Everyone at the University of Alberta has seen, heard, or been chased by a squirrel on campus. They’re North American Red Squirrels (Tamiasciurus hudsonicus), and it’s only through intensive monitoring of these squirrels that researchers can learn more about their habits. Amanda Kelley, the teaching lab coordinator in the department of renewable resources, did her master’s degree working with the Kluane Red Squirrel Project, an interdisciplinary and inter-university project that’s been going on for almost 30 years. The Gateway talked to Kelley to learn more about the private lives of our campus friends in the trees.
The Gateway: When do squirrels reach sexual maturity?
Kelley: They’ll reach sexual maturity within their first year, so squirrels are born in the wintertime and by the following winter season they’re ready to mate.
How do they choose their mating partners? That’s actually a really interesting question. North American Red Squirrels are one of the most promiscuous squirrel species. They breed in mid-January through to mid-March and they have a scramble mating system: the female is fertile for just one day a year, and on that day several males in the area will come and visit and try to mate with her. She’ll mate with, on average, six males during that one day and she’ll have sex, on average, 22 times. Each copulation lasts less than a minute, so she’ll have, in a year, about 22 minutes of sex all in one day.
So each squirrel has its own day that they’re fertile?
That’s right. They’re not synchronized, so the males have opportunities to travel around in their area and see when different females are going into estrus. So, both males and females mate with multiple partners.
They don’t mate for life or have a specific partner?
No, just that one day. Red Squirrels are very territorial, and they are asocial. So, you may have seen a squirrel on campus barking at you, running up and making sounds, such as a rattling sound. Those kinds of vocalizations are territorial vocalizations. So each squirrel has its own little area of the forest, and it protects that area all year round — except for females on that one day when they allow other males to visit them on their territory.
The only real social interactions that Red Squirrels have are the mothers caring for their offspring, and then sex. So they are very asocial for a mammal.
Is any of the noise that the squirrels make related to mating or are they all more territorial?

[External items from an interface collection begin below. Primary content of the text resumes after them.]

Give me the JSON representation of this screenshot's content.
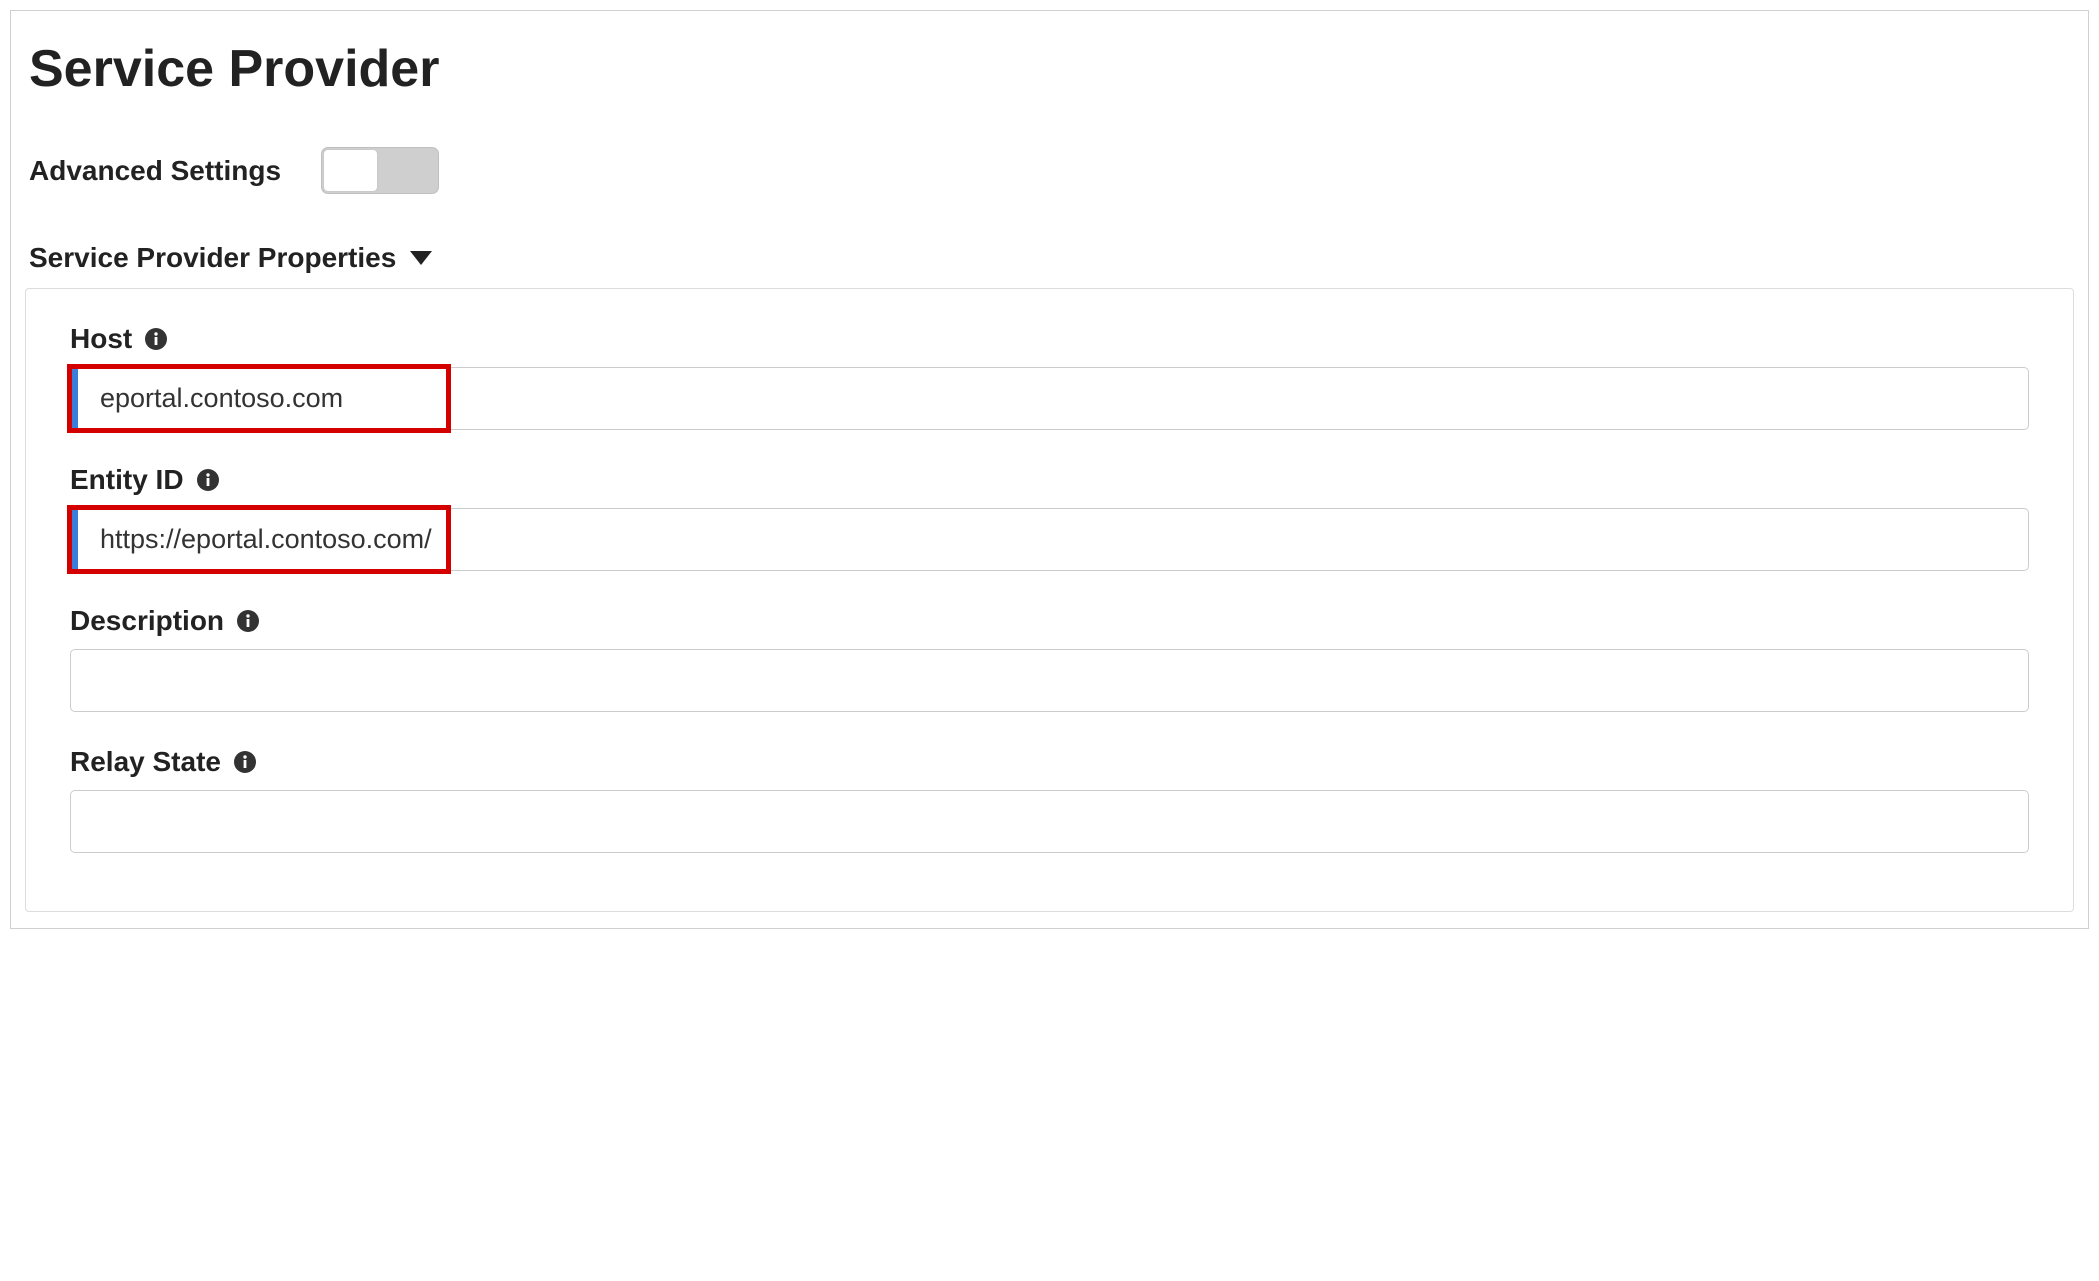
{
  "page": {
    "title": "Service Provider"
  },
  "advanced": {
    "label": "Advanced Settings"
  },
  "section": {
    "title": "Service Provider Properties"
  },
  "fields": {
    "host": {
      "label": "Host",
      "value": "eportal.contoso.com"
    },
    "entityId": {
      "label": "Entity ID",
      "value": "https://eportal.contoso.com/"
    },
    "description": {
      "label": "Description",
      "value": ""
    },
    "relayState": {
      "label": "Relay State",
      "value": ""
    }
  }
}
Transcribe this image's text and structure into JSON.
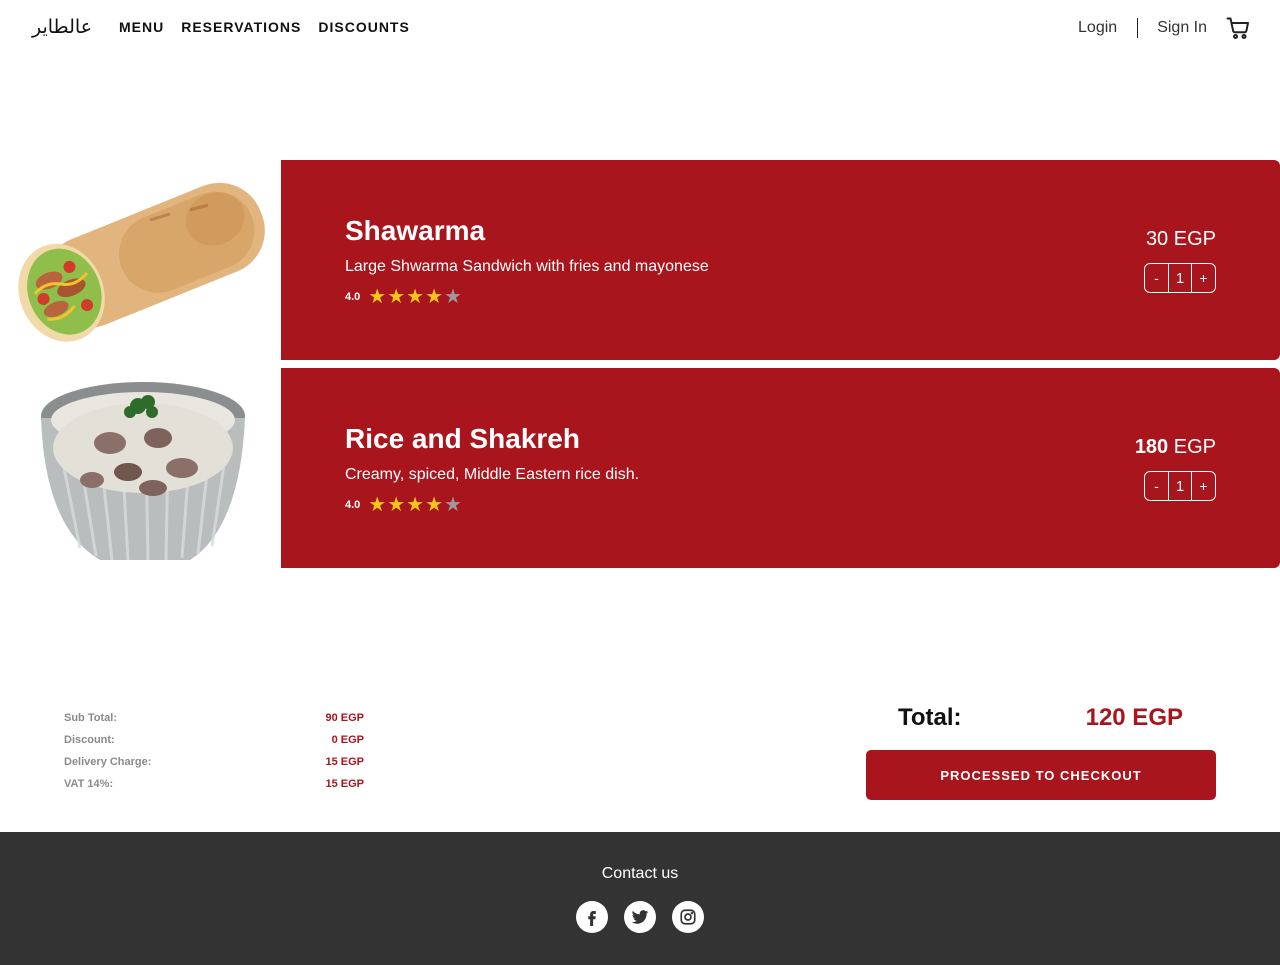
{
  "header": {
    "logo": "عالطاير",
    "nav": [
      "MENU",
      "RESERVATIONS",
      "DISCOUNTS"
    ],
    "login": "Login",
    "signin": "Sign In",
    "cart_icon": "cart-icon"
  },
  "items": [
    {
      "name": "Shawarma",
      "description": "Large Shwarma Sandwich with fries and mayonese",
      "rating": "4.0",
      "stars": 4,
      "price_number": "30",
      "price_currency": "EGP",
      "quantity": "1",
      "minus": "-",
      "plus": "+"
    },
    {
      "name": "Rice and Shakreh",
      "description": "Creamy, spiced, Middle Eastern rice dish.",
      "rating": "4.0",
      "stars": 4,
      "price_number": "180",
      "price_currency": "EGP",
      "quantity": "1",
      "minus": "-",
      "plus": "+"
    }
  ],
  "summary": {
    "rows": [
      {
        "label": "Sub Total:",
        "value": "90 EGP"
      },
      {
        "label": "Discount:",
        "value": "0 EGP"
      },
      {
        "label": "Delivery Charge:",
        "value": "15 EGP"
      },
      {
        "label": "VAT 14%:",
        "value": "15 EGP"
      }
    ],
    "total_label": "Total:",
    "total_value": "120 EGP",
    "checkout_label": "PROCESSED TO CHECKOUT"
  },
  "footer": {
    "contact": "Contact us",
    "socials": [
      "facebook-icon",
      "twitter-icon",
      "instagram-icon"
    ]
  },
  "colors": {
    "accent": "#a9151d",
    "footer_bg": "#333333",
    "star_on": "#f5c518",
    "star_off": "#9a9a9a"
  }
}
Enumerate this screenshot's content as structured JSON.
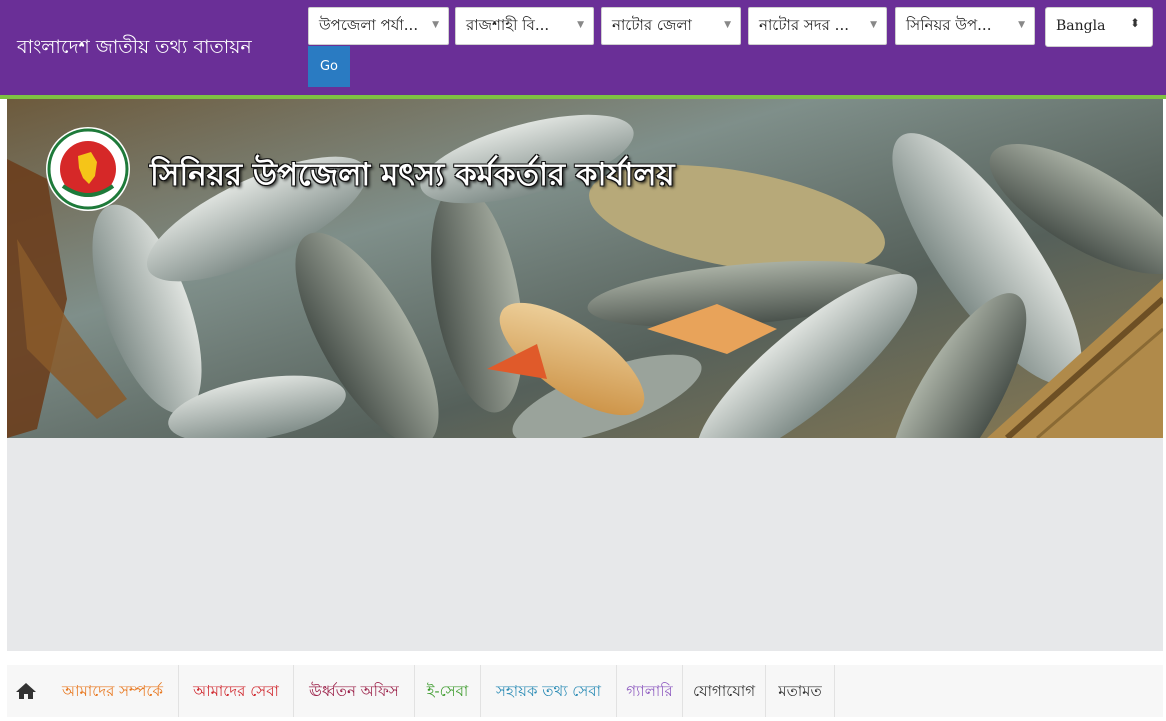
{
  "header": {
    "site_title": "বাংলাদেশ জাতীয় তথ্য বাতায়ন",
    "filters": [
      {
        "value": "উপজেলা পর্যা...",
        "arrow": "▼"
      },
      {
        "value": "রাজশাহী বি...",
        "arrow": "▼"
      },
      {
        "value": "নাটোর জেলা",
        "arrow": "▼"
      },
      {
        "value": "নাটোর সদর ...",
        "arrow": "▼"
      },
      {
        "value": "সিনিয়র উপ...",
        "arrow": "▼"
      }
    ],
    "language": {
      "value": "Bangla",
      "arrow": "⬍"
    },
    "go_label": "Go"
  },
  "banner": {
    "title": "সিনিয়র উপজেলা মৎস্য কর্মকর্তার কার্যালয়",
    "logo_icon": "govt-seal-icon"
  },
  "nav": {
    "home_icon": "home-icon",
    "items": [
      {
        "label": "আমাদের সম্পর্কে",
        "color": "#e8761c"
      },
      {
        "label": "আমাদের সেবা",
        "color": "#d0262c"
      },
      {
        "label": "ঊর্ধ্বতন অফিস",
        "color": "#9b2048"
      },
      {
        "label": "ই-সেবা",
        "color": "#3a9a2a"
      },
      {
        "label": "সহায়ক তথ্য সেবা",
        "color": "#2a8bb5"
      },
      {
        "label": "গ্যালারি",
        "color": "#8e5bc0"
      },
      {
        "label": "যোগাযোগ",
        "color": "#333333"
      },
      {
        "label": "মতামত",
        "color": "#333333"
      }
    ]
  },
  "colors": {
    "header_bg": "#6a2f97",
    "header_border": "#7ec242",
    "go_button": "#2a7bc2",
    "content_bg": "#e7e8ea"
  }
}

They do have a mating call. The males, when they’re chasing the females around, will make a buzzing noise. It really sounds like a bee. A lot of the time when you see squirrels chasing each other on campus, it’s a territorial chase. But if you hear the buzz, then you know that it’s a mating chase.
How long are squirrels pregnant for? And then how long do they care for their offspring after that?
Gestation is about 35 days. The young will stay in the nest until they’re about 40 days old. After that, they’ll start venturing out onto the branches, learning how to be a squirrel — that sort of thing. They’ll live in their mom’s territory until they’re maybe 90 to 100 days old and then they will venture off and try to find their own little slice of the forest to call home.
You can see nests on campus that are kind of spherical, up in the trees. A squirrel nest is called a drey and they’re made out of grass and mosses and other materials they can find. They can also have nests underground though, so you’ll notice on campus in some areas under conifer trees there will be holes in the ground and there will be parts of spruce cones scattered on the ground. That’s their food cache, so they keep the cones under the ground, and then when they eat the cone, they’ll discard the outside parts.